• **Activity**
Determine how many lines in the listing below contain the word "this", then state that number by itself.
++++ Data extracts ++++
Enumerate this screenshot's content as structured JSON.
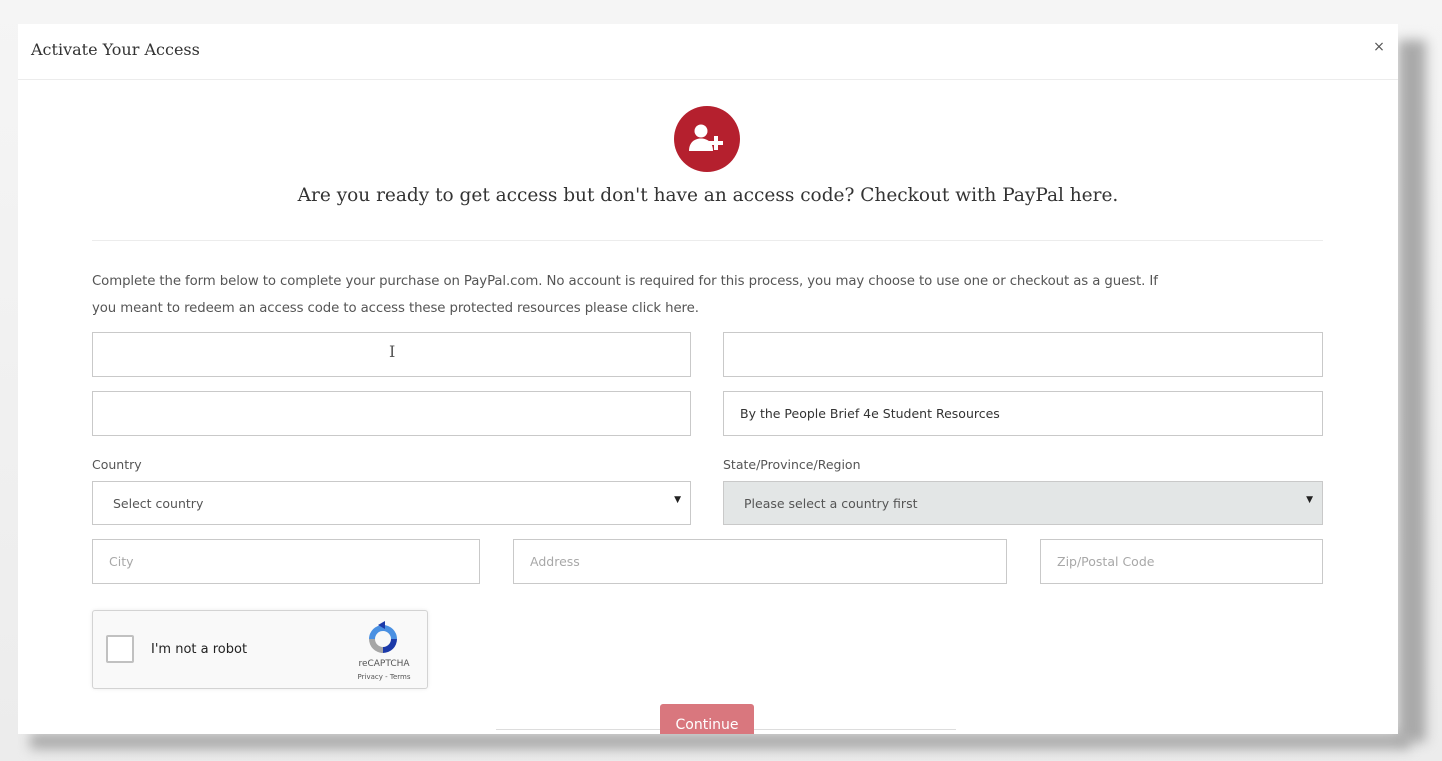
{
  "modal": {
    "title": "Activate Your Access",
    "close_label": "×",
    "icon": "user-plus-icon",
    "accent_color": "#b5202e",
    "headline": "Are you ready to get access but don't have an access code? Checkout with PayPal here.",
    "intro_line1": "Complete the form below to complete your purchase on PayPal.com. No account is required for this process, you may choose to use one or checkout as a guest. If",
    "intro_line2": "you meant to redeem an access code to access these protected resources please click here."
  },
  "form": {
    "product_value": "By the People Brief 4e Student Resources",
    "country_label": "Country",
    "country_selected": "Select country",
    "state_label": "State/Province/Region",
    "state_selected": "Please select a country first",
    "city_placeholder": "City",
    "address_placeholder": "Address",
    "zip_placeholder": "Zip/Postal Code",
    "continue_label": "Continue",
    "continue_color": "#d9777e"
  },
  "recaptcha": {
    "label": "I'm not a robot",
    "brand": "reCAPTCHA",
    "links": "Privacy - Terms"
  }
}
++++
• **Solution**
2